Frequently Asked Questions
Before contacting the Mid-Atlantic Innocence Project about your case, please take a look at these frequently asked questions and determine if you think you are an appropriate candidate.
1. What exactly does the Mid-Atlantic Innocence Project do?
MAIP is a non-profit organization that provides pro bono investigation and legal assistance to prisoners who have claims of innocence. Our services are free and are reserved for prisoners who cannot afford or are no longer entitled to an attorney. Please note that we agree to represent very few clients and that the screening and investigation before we decide to officially accept a case can take a very long time.
2. What kind of cases does the Innocence Project Take?
We only investigate cases where the prisoner claims to be innocent of the crimes for which he was convicted. We are a very small organization and because of our limited resources, we are unable to accept or represent all claims of innocence, despite their merits. In the past, cases that we have accepted are those in which there appears to be a significant chance that substantial new evidence can be found to prove one’s innocence. Typically, the best type of evidence for this purpose is new physical evidence, such as blood, hair, semen, saliva, or prints, which can be subjected to scientific testing. Other types of new evidence may be evidence incriminating another person, new eyewitness accounts, or recanting witnesses.

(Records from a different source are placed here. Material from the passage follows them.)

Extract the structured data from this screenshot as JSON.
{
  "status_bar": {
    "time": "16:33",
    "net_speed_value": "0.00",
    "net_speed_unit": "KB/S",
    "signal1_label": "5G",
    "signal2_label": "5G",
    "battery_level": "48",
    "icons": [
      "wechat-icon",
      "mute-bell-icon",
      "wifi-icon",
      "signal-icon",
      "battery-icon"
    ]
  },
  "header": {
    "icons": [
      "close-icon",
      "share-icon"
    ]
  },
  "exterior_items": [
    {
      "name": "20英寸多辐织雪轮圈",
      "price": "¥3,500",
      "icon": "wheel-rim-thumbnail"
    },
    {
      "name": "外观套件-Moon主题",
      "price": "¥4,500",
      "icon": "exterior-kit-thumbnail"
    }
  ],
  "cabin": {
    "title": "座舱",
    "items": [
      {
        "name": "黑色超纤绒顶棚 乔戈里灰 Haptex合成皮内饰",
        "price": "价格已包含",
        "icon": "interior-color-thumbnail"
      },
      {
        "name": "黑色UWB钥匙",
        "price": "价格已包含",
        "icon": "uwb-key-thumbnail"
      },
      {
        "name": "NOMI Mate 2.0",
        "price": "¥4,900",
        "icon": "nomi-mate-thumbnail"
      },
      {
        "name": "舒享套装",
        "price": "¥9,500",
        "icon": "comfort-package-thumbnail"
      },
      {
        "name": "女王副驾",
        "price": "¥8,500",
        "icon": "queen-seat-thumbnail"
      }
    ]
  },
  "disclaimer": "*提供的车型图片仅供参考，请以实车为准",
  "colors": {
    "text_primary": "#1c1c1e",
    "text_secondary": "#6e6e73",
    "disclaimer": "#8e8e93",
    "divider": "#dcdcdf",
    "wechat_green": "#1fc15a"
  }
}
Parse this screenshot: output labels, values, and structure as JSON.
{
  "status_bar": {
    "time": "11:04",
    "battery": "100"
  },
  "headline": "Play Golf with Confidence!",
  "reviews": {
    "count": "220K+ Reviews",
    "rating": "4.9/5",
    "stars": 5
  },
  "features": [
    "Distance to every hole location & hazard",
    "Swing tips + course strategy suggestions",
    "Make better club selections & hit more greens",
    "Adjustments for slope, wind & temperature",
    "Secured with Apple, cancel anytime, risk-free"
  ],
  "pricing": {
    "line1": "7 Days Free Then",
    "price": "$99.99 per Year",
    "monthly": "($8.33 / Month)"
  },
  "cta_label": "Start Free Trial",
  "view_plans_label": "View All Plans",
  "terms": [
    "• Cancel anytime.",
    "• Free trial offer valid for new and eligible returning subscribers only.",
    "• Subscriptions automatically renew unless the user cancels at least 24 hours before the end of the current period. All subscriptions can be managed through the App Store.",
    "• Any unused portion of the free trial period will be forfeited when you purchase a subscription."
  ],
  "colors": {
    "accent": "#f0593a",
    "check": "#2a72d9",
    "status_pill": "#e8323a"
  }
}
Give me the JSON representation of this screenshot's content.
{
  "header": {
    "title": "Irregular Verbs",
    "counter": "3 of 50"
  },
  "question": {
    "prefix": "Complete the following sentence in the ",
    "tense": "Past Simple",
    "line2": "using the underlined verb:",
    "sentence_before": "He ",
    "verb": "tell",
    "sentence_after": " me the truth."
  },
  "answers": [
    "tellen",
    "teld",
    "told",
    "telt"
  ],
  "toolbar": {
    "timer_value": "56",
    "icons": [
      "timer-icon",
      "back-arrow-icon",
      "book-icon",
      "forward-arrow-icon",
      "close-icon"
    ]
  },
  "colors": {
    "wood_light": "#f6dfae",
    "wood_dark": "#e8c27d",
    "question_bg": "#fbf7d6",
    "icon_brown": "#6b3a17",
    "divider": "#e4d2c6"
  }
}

Our criteria for selecting cases include the following:
Case Location – We take cases only from prisoners claiming innocence in state and federal courts in Virginia, Maryland, and the District of Columbia. New Evidence – The prisoner must be making a claim of innocence based on
substantial new evidence that has not been considered previously by a court. The
new evidence does not have to involve DNA.
No Other Counsel – The prisoner must not be currently represented by another
attorney in his of her criminal case or have the right to appointed counsel
in the case.
3. What kind of cases does the Innocence Project NOT take?
We do not accept cases in which a person has not yet been convicted or sentenced. We do not accept cases that are still in the appeals process: direct appeals must have ended or the time for filing a direct appeal must have passed. Simply, we cannot help people who are awaiting trial or are still pursuing their direct appeals. MAIP also is unable to assist prisoners who are currently represented in their criminal case by another attorney or still have access to a public defender. We do not take cases in which a person is only claiming that his or her rights were violated–there must be a possibility of developing evidence that can actually prove innocence. Because of the difficulty of proving innocence in certain types of cases, we usually cannot help in the following situations: (1) where a defendant admits to killing (or assaulting) someone, but claims that it was done in self-defense; (2) where a defendant admits to sexual contact with a person, but claims that the person consented to the contact; (3) where a defendant was convicted as an accessory (or as a party-to-the-crime) and seeks to show that he or she did not play a major role in the crime. We do not help prisoners file civil suits, gather legal research, appeal to the parole board, find the names of other attorneys, or with any other issues unrelated to their actual innocence.
4. What if my case is not from Maryland, Virginia, or the District of Columbia?
Unfortunately, we are unable to assist prisoners from any other jurisdictions. There is, however, a network of similar Innocence Projects across the country. However, not all Innocence Projects have the same criteria for new cases. You should either visit their websites or contact them directly to determine whether your case would meet their qualifications. To find an Innocence Project that most directly serves a particular state, please see list of Innocence Projects by state . Although not every state is served by a specific innocence project (and some projects serve multiple jurisdictions), The Innocence Project at the Cardozo School of Law in New York City considers cases from all states where DNA evidence may be used to prove one’s innocence.
5. What if my case involves DNA testing?
DNA test results can provide strong evidence of one’s innocence. HOWEVER, DNA test results can also provide additional proof of guilt. If DNA tests are performed in your case and they fail to exclude you as the perpetrator of the crime, that evidence may hurt your chances on direct appeal and other post conviction or habeas proceedings. Further, DNA test results that fail to exclude you may have very negative consequences if and when you appear before a parole board. We encourage you to honestly evaluate your case as you complete this questionnaire. Consider whether, by asking for DNA testing, you could be creating additional evidence that may hurt rather then help your chance for exoneration and release.